--- DATASET EXCERPTS ---
--------------------------------------------------

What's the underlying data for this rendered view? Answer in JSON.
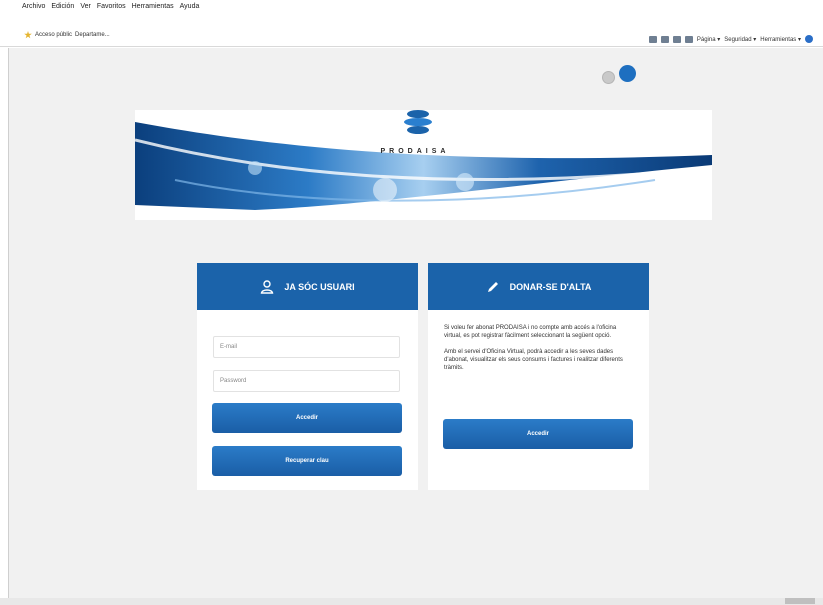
{
  "browser": {
    "menu": [
      "Archivo",
      "Edición",
      "Ver",
      "Favoritos",
      "Herramientas",
      "Ayuda"
    ],
    "favorites": [
      "Acceso públic",
      "Departame..."
    ],
    "toolbar": [
      "Página ▾",
      "Seguridad ▾",
      "Herramientas ▾"
    ]
  },
  "header": {
    "brand": "PRODAISA"
  },
  "login_card": {
    "title": "JA SÓC USUARI",
    "email_placeholder": "E-mail",
    "password_placeholder": "Password",
    "submit_label": "Accedir",
    "recover_label": "Recuperar clau"
  },
  "signup_card": {
    "title": "DONAR-SE D'ALTA",
    "text_1": "Si voleu fer abonat PRODAISA i no compte amb accés a l'oficina virtual, es pot registrar fàcilment seleccionant la següent opció.",
    "text_2": "Amb el servei d'Oficina Virtual, podrà accedir a les seves dades d'abonat, visualitzar els seus consums i factures i realitzar diferents tràmits.",
    "submit_label": "Accedir"
  },
  "colors": {
    "accent": "#1b63aa",
    "background": "#f1f1f1"
  }
}
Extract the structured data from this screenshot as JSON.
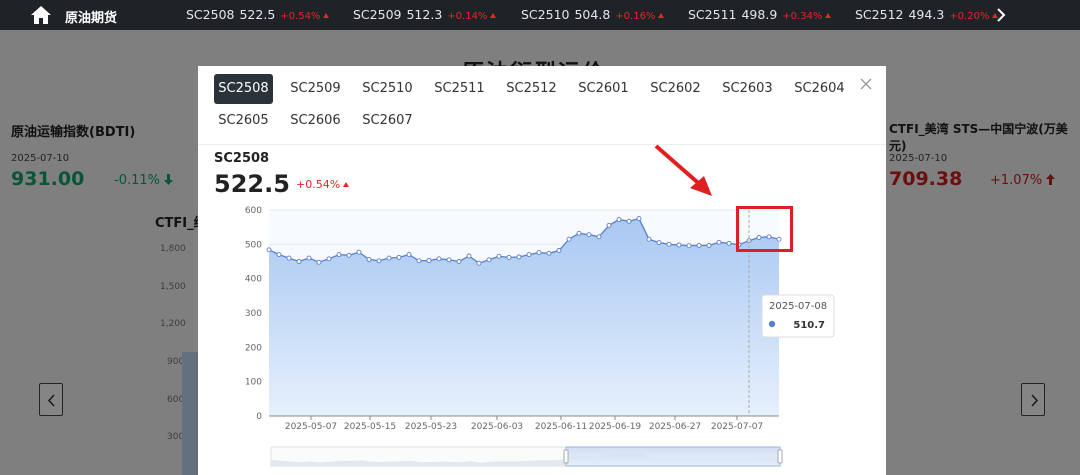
{
  "topbar": {
    "brand": "原油期货",
    "tickers": [
      {
        "name": "SC2508",
        "price": "522.5",
        "change": "+0.54%"
      },
      {
        "name": "SC2509",
        "price": "512.3",
        "change": "+0.14%"
      },
      {
        "name": "SC2510",
        "price": "504.8",
        "change": "+0.16%"
      },
      {
        "name": "SC2511",
        "price": "498.9",
        "change": "+0.34%"
      },
      {
        "name": "SC2512",
        "price": "494.3",
        "change": "+0.20%"
      }
    ]
  },
  "background": {
    "page_title": "原油衍型运价",
    "left_card": {
      "title": "原油运输指数(BDTI)",
      "date": "2025-07-10",
      "value": "931.00",
      "change": "-0.11%"
    },
    "left_chart": {
      "title": "CTFI_综",
      "yticks": [
        "1,800",
        "1,500",
        "1,200",
        "900",
        "600",
        "300"
      ]
    },
    "right_card": {
      "title": "CTFI_美湾 STS—中国宁波(万美元)",
      "date": "2025-07-10",
      "value": "709.38",
      "change": "+1.07%"
    }
  },
  "modal": {
    "tabs": [
      "SC2508",
      "SC2509",
      "SC2510",
      "SC2511",
      "SC2512",
      "SC2601",
      "SC2602",
      "SC2603",
      "SC2604",
      "SC2605",
      "SC2606",
      "SC2607"
    ],
    "active_tab": "SC2508",
    "contract_name": "SC2508",
    "price": "522.5",
    "change": "+0.54%",
    "tooltip": {
      "date": "2025-07-08",
      "value": "510.7"
    }
  },
  "colors": {
    "up": "#e02828",
    "down": "#13a36a",
    "line": "#5b7fc9",
    "annotation": "#e02020"
  },
  "chart_data": {
    "type": "area",
    "ylim": [
      0,
      600
    ],
    "yticks": [
      0,
      100,
      200,
      300,
      400,
      500,
      600
    ],
    "x_ticklabels": [
      "2025-05-07",
      "2025-05-15",
      "2025-05-23",
      "2025-06-03",
      "2025-06-11",
      "2025-06-19",
      "2025-06-27",
      "2025-07-07"
    ],
    "values": [
      484,
      470,
      460,
      450,
      460,
      448,
      458,
      470,
      468,
      477,
      456,
      452,
      460,
      462,
      470,
      452,
      453,
      458,
      455,
      450,
      466,
      445,
      455,
      465,
      462,
      463,
      470,
      476,
      474,
      482,
      515,
      532,
      528,
      522,
      555,
      572,
      567,
      575,
      515,
      505,
      500,
      498,
      496,
      497,
      497,
      506,
      503,
      499,
      510.7,
      520,
      522,
      515
    ]
  }
}
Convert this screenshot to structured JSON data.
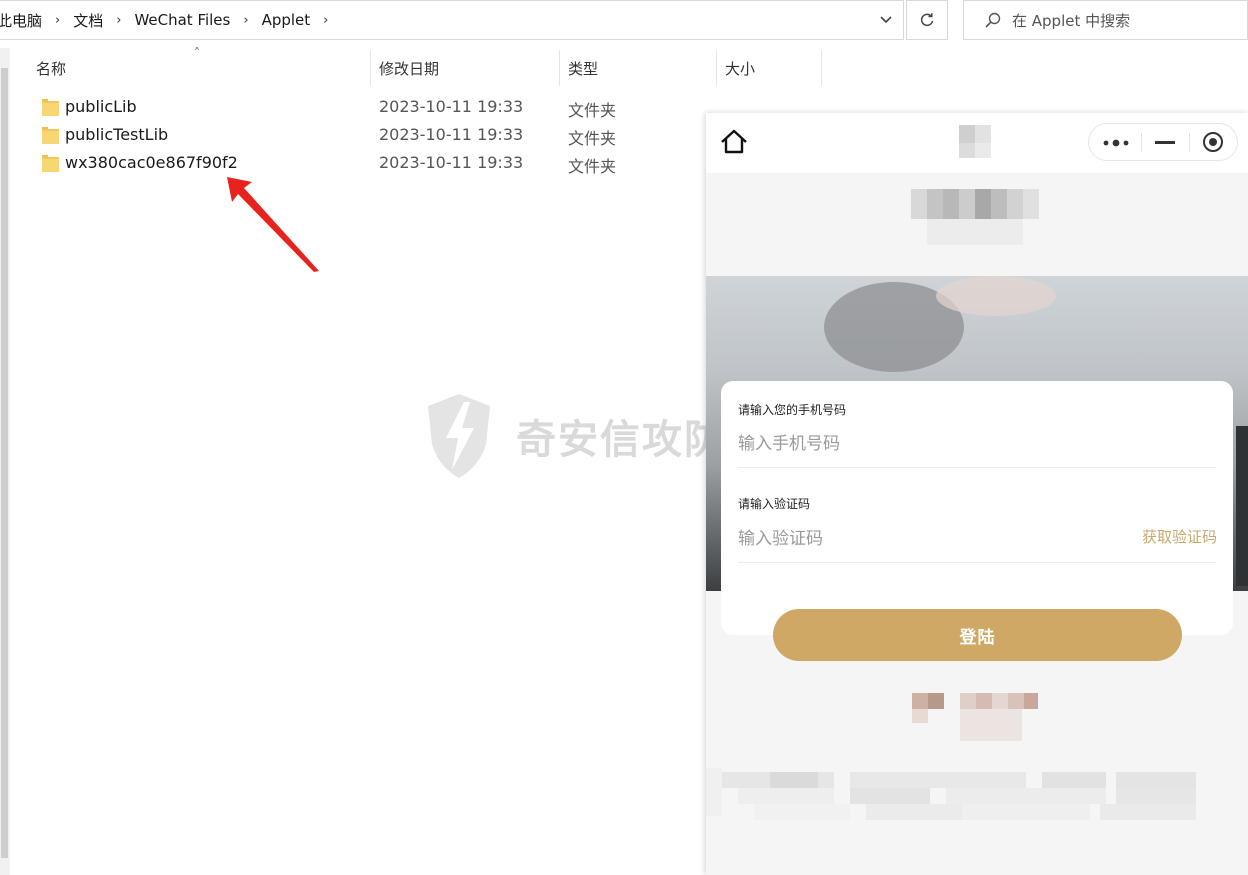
{
  "explorer": {
    "breadcrumb": [
      "此电脑",
      "文档",
      "WeChat Files",
      "Applet"
    ],
    "search_placeholder": "在 Applet 中搜索",
    "columns": {
      "name": "名称",
      "modified": "修改日期",
      "type": "类型",
      "size": "大小"
    },
    "files": [
      {
        "name": "publicLib",
        "modified": "2023-10-11 19:33",
        "type": "文件夹"
      },
      {
        "name": "publicTestLib",
        "modified": "2023-10-11 19:33",
        "type": "文件夹"
      },
      {
        "name": "wx380cac0e867f90f2",
        "modified": "2023-10-11 19:33",
        "type": "文件夹"
      }
    ]
  },
  "watermark": {
    "text": "奇安信攻防社区"
  },
  "miniprogram": {
    "phone_label": "请输入您的手机号码",
    "phone_placeholder": "输入手机号码",
    "code_label": "请输入验证码",
    "code_placeholder": "输入验证码",
    "get_code": "获取验证码",
    "login": "登陆",
    "accent_color": "#d0a866"
  },
  "colors": {
    "annotation_arrow": "#e8231e",
    "folder": "#f7d774"
  }
}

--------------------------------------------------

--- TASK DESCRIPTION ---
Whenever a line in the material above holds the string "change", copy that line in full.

--- EXPECTED OUTPUT ---
        "change": "+0.54%"
        "change": "+0.14%"
        "change": "+0.16%"
        "change": "+0.34%"
        "change": "+0.20%"
      "change": "-0.11%"
      "change": "+1.07%"
    "change": "+0.54%",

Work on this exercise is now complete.